Exercise prompt: Copy each line below containing "this".

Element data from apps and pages

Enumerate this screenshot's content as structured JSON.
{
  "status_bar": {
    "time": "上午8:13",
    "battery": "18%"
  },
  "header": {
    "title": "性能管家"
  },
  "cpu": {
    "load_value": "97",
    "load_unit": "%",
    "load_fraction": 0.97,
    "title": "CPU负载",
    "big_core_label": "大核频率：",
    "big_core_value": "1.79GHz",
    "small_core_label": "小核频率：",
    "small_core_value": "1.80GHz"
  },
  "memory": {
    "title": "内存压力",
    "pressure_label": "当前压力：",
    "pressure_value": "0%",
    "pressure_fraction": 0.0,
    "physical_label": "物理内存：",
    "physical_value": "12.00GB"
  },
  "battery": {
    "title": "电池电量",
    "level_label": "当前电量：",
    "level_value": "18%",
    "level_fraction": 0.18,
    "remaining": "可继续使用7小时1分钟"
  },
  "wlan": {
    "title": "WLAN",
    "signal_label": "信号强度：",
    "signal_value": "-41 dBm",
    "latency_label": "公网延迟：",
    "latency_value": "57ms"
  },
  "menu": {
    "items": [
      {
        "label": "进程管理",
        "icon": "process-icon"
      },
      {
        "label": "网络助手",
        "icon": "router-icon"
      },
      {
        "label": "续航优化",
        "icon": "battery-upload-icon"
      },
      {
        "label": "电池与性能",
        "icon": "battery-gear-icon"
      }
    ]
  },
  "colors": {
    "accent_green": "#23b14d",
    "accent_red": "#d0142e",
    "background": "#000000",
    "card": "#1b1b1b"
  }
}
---
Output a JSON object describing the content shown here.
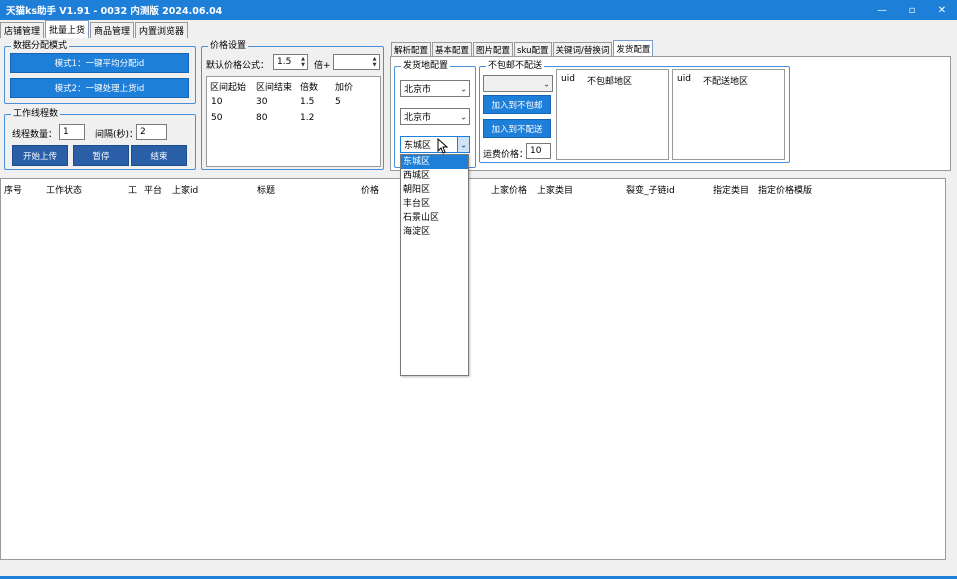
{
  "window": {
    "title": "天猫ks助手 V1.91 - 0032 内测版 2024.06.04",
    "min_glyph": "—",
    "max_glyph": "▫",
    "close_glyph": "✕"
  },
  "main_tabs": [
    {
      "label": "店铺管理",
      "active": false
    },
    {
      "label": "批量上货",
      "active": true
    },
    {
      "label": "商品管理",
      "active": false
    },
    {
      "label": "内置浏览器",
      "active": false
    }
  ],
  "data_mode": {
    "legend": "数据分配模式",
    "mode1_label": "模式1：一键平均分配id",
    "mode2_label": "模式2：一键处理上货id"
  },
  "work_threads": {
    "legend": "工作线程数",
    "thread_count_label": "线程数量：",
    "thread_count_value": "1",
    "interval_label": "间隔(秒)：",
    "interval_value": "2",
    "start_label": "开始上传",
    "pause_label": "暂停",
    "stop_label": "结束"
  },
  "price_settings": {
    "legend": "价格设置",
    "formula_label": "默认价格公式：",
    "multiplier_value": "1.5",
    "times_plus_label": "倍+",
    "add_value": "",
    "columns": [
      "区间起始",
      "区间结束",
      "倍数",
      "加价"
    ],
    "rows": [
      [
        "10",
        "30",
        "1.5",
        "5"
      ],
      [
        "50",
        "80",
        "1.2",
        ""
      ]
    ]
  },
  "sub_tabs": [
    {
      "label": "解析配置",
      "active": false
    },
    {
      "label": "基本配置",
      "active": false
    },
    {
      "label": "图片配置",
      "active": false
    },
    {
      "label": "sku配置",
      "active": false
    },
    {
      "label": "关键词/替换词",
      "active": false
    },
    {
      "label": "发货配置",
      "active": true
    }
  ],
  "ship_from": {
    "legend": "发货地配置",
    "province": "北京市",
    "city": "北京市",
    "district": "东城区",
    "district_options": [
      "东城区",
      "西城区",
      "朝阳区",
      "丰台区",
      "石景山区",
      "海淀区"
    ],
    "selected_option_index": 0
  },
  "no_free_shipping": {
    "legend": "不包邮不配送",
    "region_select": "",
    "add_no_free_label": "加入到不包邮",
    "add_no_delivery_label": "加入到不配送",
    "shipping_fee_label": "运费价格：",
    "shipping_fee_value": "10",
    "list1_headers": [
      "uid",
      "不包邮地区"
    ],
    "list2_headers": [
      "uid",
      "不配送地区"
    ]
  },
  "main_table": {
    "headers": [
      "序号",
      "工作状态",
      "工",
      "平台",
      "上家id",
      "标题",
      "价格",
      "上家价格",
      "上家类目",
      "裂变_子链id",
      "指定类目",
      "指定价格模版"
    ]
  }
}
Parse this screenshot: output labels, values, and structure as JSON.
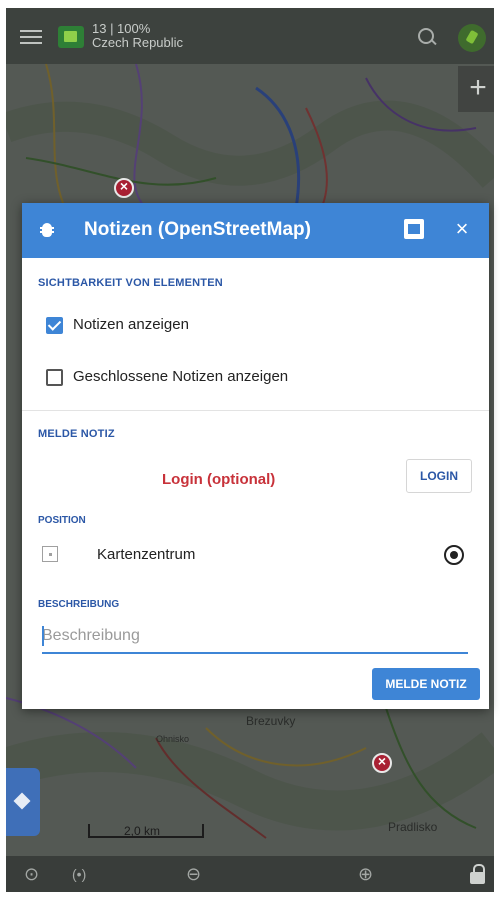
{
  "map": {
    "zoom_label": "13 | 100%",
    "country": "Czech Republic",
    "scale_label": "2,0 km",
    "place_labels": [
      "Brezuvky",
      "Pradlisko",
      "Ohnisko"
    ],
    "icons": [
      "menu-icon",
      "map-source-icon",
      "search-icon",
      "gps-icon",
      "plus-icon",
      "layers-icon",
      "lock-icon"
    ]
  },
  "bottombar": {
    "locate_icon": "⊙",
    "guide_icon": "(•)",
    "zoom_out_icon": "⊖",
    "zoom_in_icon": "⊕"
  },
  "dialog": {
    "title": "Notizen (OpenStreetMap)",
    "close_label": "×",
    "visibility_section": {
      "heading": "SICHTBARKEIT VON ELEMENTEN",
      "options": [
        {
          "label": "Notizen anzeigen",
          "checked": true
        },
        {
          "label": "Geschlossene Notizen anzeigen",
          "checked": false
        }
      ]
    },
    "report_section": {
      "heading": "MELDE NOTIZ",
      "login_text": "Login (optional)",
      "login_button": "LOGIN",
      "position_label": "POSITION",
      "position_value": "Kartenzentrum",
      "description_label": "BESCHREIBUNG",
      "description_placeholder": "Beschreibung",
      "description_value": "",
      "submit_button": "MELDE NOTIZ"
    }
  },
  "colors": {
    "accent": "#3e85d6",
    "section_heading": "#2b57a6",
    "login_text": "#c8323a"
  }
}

Reply:
Enumerate this screenshot's content as structured JSON.
Parse this screenshot: output labels, values, and structure as JSON.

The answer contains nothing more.